(Dataset items)
____
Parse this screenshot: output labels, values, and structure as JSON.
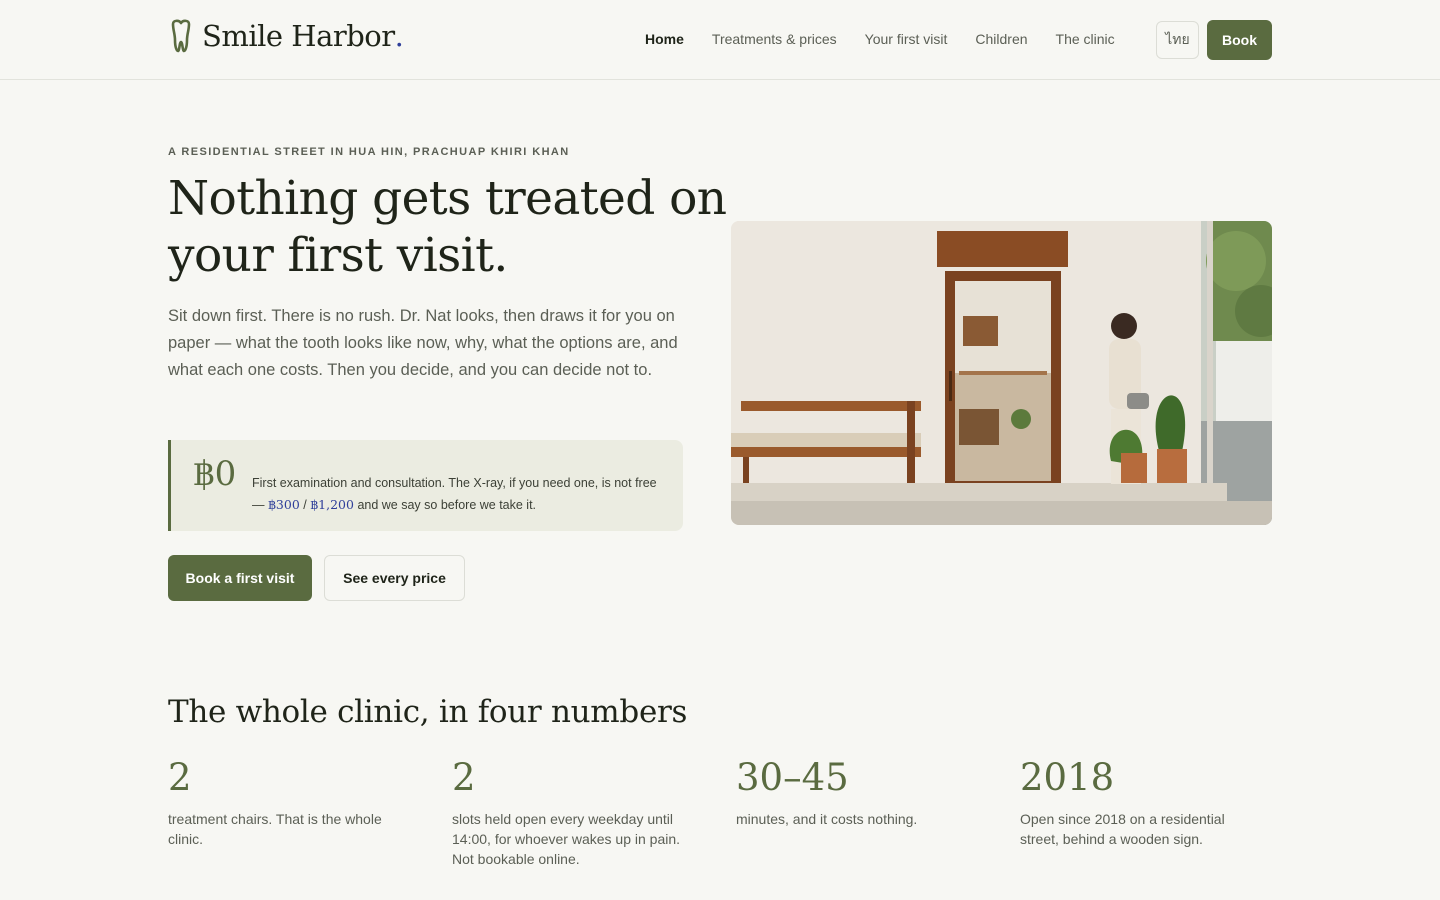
{
  "brand": {
    "name": "Smile Harbor",
    "dot": ".",
    "accent": "#2f3f9a",
    "primary": "#5a6b40"
  },
  "nav": {
    "items": [
      {
        "label": "Home",
        "active": true
      },
      {
        "label": "Treatments & prices",
        "active": false
      },
      {
        "label": "Your first visit",
        "active": false
      },
      {
        "label": "Children",
        "active": false
      },
      {
        "label": "The clinic",
        "active": false
      }
    ],
    "lang_label": "ไทย",
    "book_label": "Book"
  },
  "hero": {
    "eyebrow": "A RESIDENTIAL STREET IN HUA HIN, PRACHUAP KHIRI KHAN",
    "headline": "Nothing gets treated on your first visit.",
    "lede": "Sit down first. There is no rush. Dr. Nat looks, then draws it for you on paper — what the tooth looks like now, why, what the options are, and what each one costs. Then you decide, and you can decide not to.",
    "price": {
      "amount": "฿0",
      "text_before": "First examination and consultation. The X-ray, if you need one, is not free — ",
      "price_a": "฿300",
      "separator": " / ",
      "price_b": "฿1,200",
      "text_after": " and we say so before we take it."
    },
    "cta_primary": "Book a first visit",
    "cta_secondary": "See every price"
  },
  "numbers": {
    "title": "The whole clinic, in four numbers",
    "items": [
      {
        "value": "2",
        "desc": "treatment chairs. That is the whole clinic."
      },
      {
        "value": "2",
        "desc": "slots held open every weekday until 14:00, for whoever wakes up in pain. Not bookable online."
      },
      {
        "value": "30–45",
        "desc": "minutes, and it costs nothing."
      },
      {
        "value": "2018",
        "desc": "Open since 2018 on a residential street, behind a wooden sign."
      }
    ]
  }
}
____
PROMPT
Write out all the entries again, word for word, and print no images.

TASK ANSWER
Parse this screenshot: output labels, values, and structure as JSON.
{
  "brand": {
    "name": "Smile Harbor",
    "dot": ".",
    "accent": "#2f3f9a",
    "primary": "#5a6b40"
  },
  "nav": {
    "items": [
      {
        "label": "Home",
        "active": true
      },
      {
        "label": "Treatments & prices",
        "active": false
      },
      {
        "label": "Your first visit",
        "active": false
      },
      {
        "label": "Children",
        "active": false
      },
      {
        "label": "The clinic",
        "active": false
      }
    ],
    "lang_label": "ไทย",
    "book_label": "Book"
  },
  "hero": {
    "eyebrow": "A RESIDENTIAL STREET IN HUA HIN, PRACHUAP KHIRI KHAN",
    "headline": "Nothing gets treated on your first visit.",
    "lede": "Sit down first. There is no rush. Dr. Nat looks, then draws it for you on paper — what the tooth looks like now, why, what the options are, and what each one costs. Then you decide, and you can decide not to.",
    "price": {
      "amount": "฿0",
      "text_before": "First examination and consultation. The X-ray, if you need one, is not free — ",
      "price_a": "฿300",
      "separator": " / ",
      "price_b": "฿1,200",
      "text_after": " and we say so before we take it."
    },
    "cta_primary": "Book a first visit",
    "cta_secondary": "See every price"
  },
  "numbers": {
    "title": "The whole clinic, in four numbers",
    "items": [
      {
        "value": "2",
        "desc": "treatment chairs. That is the whole clinic."
      },
      {
        "value": "2",
        "desc": "slots held open every weekday until 14:00, for whoever wakes up in pain. Not bookable online."
      },
      {
        "value": "30–45",
        "desc": "minutes, and it costs nothing."
      },
      {
        "value": "2018",
        "desc": "Open since 2018 on a residential street, behind a wooden sign."
      }
    ]
  }
}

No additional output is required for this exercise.